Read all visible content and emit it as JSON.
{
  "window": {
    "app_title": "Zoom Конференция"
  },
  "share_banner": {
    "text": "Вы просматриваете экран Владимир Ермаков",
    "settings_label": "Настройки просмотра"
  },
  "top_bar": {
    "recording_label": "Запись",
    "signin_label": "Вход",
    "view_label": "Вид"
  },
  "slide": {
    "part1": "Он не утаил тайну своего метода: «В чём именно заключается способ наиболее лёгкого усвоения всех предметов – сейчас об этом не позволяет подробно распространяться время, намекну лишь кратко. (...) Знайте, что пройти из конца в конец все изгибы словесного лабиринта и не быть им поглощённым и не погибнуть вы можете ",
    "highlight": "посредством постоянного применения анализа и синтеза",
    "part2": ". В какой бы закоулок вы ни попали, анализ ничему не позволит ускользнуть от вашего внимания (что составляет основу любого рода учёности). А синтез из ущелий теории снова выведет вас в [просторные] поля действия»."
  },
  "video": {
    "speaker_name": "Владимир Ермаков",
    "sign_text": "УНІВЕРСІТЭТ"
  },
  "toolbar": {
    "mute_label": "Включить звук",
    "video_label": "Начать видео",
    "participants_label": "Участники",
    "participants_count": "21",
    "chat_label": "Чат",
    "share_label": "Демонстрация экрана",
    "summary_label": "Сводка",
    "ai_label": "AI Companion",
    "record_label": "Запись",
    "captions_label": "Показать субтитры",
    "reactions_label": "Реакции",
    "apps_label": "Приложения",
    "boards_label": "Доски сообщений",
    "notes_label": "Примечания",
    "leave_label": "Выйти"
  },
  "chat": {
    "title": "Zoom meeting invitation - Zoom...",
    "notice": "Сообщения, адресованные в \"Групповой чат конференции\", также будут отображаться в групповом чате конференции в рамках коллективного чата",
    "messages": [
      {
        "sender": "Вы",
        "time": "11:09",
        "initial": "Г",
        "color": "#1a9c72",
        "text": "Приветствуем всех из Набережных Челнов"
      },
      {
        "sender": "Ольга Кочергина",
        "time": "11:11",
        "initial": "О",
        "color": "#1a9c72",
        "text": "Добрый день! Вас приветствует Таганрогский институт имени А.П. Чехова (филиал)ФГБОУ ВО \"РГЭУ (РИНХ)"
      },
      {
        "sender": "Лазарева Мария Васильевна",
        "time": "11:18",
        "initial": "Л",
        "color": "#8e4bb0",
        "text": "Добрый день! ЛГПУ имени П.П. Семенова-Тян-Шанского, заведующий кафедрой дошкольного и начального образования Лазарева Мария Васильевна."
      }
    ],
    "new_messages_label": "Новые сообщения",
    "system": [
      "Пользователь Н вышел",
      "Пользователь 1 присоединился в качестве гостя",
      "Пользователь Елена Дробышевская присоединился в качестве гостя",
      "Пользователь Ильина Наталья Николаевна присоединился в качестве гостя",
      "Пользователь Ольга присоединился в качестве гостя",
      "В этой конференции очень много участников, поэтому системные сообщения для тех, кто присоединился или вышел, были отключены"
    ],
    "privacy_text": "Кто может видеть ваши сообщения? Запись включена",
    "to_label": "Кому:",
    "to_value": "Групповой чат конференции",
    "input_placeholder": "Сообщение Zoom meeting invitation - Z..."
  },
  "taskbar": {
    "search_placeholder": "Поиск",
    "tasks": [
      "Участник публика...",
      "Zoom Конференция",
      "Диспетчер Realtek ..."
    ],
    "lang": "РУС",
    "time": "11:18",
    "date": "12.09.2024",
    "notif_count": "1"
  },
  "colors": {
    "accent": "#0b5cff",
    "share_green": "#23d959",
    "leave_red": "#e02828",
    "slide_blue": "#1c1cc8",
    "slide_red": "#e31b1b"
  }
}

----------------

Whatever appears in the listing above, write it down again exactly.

[OUTPUT FOR THIS TASK]
Read all visible content and emit it as JSON.
{
  "window": {
    "app_title": "Zoom Конференция"
  },
  "share_banner": {
    "text": "Вы просматриваете экран Владимир Ермаков",
    "settings_label": "Настройки просмотра"
  },
  "top_bar": {
    "recording_label": "Запись",
    "signin_label": "Вход",
    "view_label": "Вид"
  },
  "slide": {
    "part1": "Он не утаил тайну своего метода: «В чём именно заключается способ наиболее лёгкого усвоения всех предметов – сейчас об этом не позволяет подробно распространяться время, намекну лишь кратко. (...) Знайте, что пройти из конца в конец все изгибы словесного лабиринта и не быть им поглощённым и не погибнуть вы можете ",
    "highlight": "посредством постоянного применения анализа и синтеза",
    "part2": ". В какой бы закоулок вы ни попали, анализ ничему не позволит ускользнуть от вашего внимания (что составляет основу любого рода учёности). А синтез из ущелий теории снова выведет вас в [просторные] поля действия»."
  },
  "video": {
    "speaker_name": "Владимир Ермаков",
    "sign_text": "УНІВЕРСІТЭТ"
  },
  "toolbar": {
    "mute_label": "Включить звук",
    "video_label": "Начать видео",
    "participants_label": "Участники",
    "participants_count": "21",
    "chat_label": "Чат",
    "share_label": "Демонстрация экрана",
    "summary_label": "Сводка",
    "ai_label": "AI Companion",
    "record_label": "Запись",
    "captions_label": "Показать субтитры",
    "reactions_label": "Реакции",
    "apps_label": "Приложения",
    "boards_label": "Доски сообщений",
    "notes_label": "Примечания",
    "leave_label": "Выйти"
  },
  "chat": {
    "title": "Zoom meeting invitation - Zoom...",
    "notice": "Сообщения, адресованные в \"Групповой чат конференции\", также будут отображаться в групповом чате конференции в рамках коллективного чата",
    "messages": [
      {
        "sender": "Вы",
        "time": "11:09",
        "initial": "Г",
        "color": "#1a9c72",
        "text": "Приветствуем всех из Набережных Челнов"
      },
      {
        "sender": "Ольга Кочергина",
        "time": "11:11",
        "initial": "О",
        "color": "#1a9c72",
        "text": "Добрый день! Вас приветствует Таганрогский институт имени А.П. Чехова (филиал)ФГБОУ ВО \"РГЭУ (РИНХ)"
      },
      {
        "sender": "Лазарева Мария Васильевна",
        "time": "11:18",
        "initial": "Л",
        "color": "#8e4bb0",
        "text": "Добрый день! ЛГПУ имени П.П. Семенова-Тян-Шанского, заведующий кафедрой дошкольного и начального образования Лазарева Мария Васильевна."
      }
    ],
    "new_messages_label": "Новые сообщения",
    "system": [
      "Пользователь Н вышел",
      "Пользователь 1 присоединился в качестве гостя",
      "Пользователь Елена Дробышевская присоединился в качестве гостя",
      "Пользователь Ильина Наталья Николаевна присоединился в качестве гостя",
      "Пользователь Ольга присоединился в качестве гостя",
      "В этой конференции очень много участников, поэтому системные сообщения для тех, кто присоединился или вышел, были отключены"
    ],
    "privacy_text": "Кто может видеть ваши сообщения? Запись включена",
    "to_label": "Кому:",
    "to_value": "Групповой чат конференции",
    "input_placeholder": "Сообщение Zoom meeting invitation - Z..."
  },
  "taskbar": {
    "search_placeholder": "Поиск",
    "tasks": [
      "Участник публика...",
      "Zoom Конференция",
      "Диспетчер Realtek ..."
    ],
    "lang": "РУС",
    "time": "11:18",
    "date": "12.09.2024",
    "notif_count": "1"
  },
  "colors": {
    "accent": "#0b5cff",
    "share_green": "#23d959",
    "leave_red": "#e02828",
    "slide_blue": "#1c1cc8",
    "slide_red": "#e31b1b"
  }
}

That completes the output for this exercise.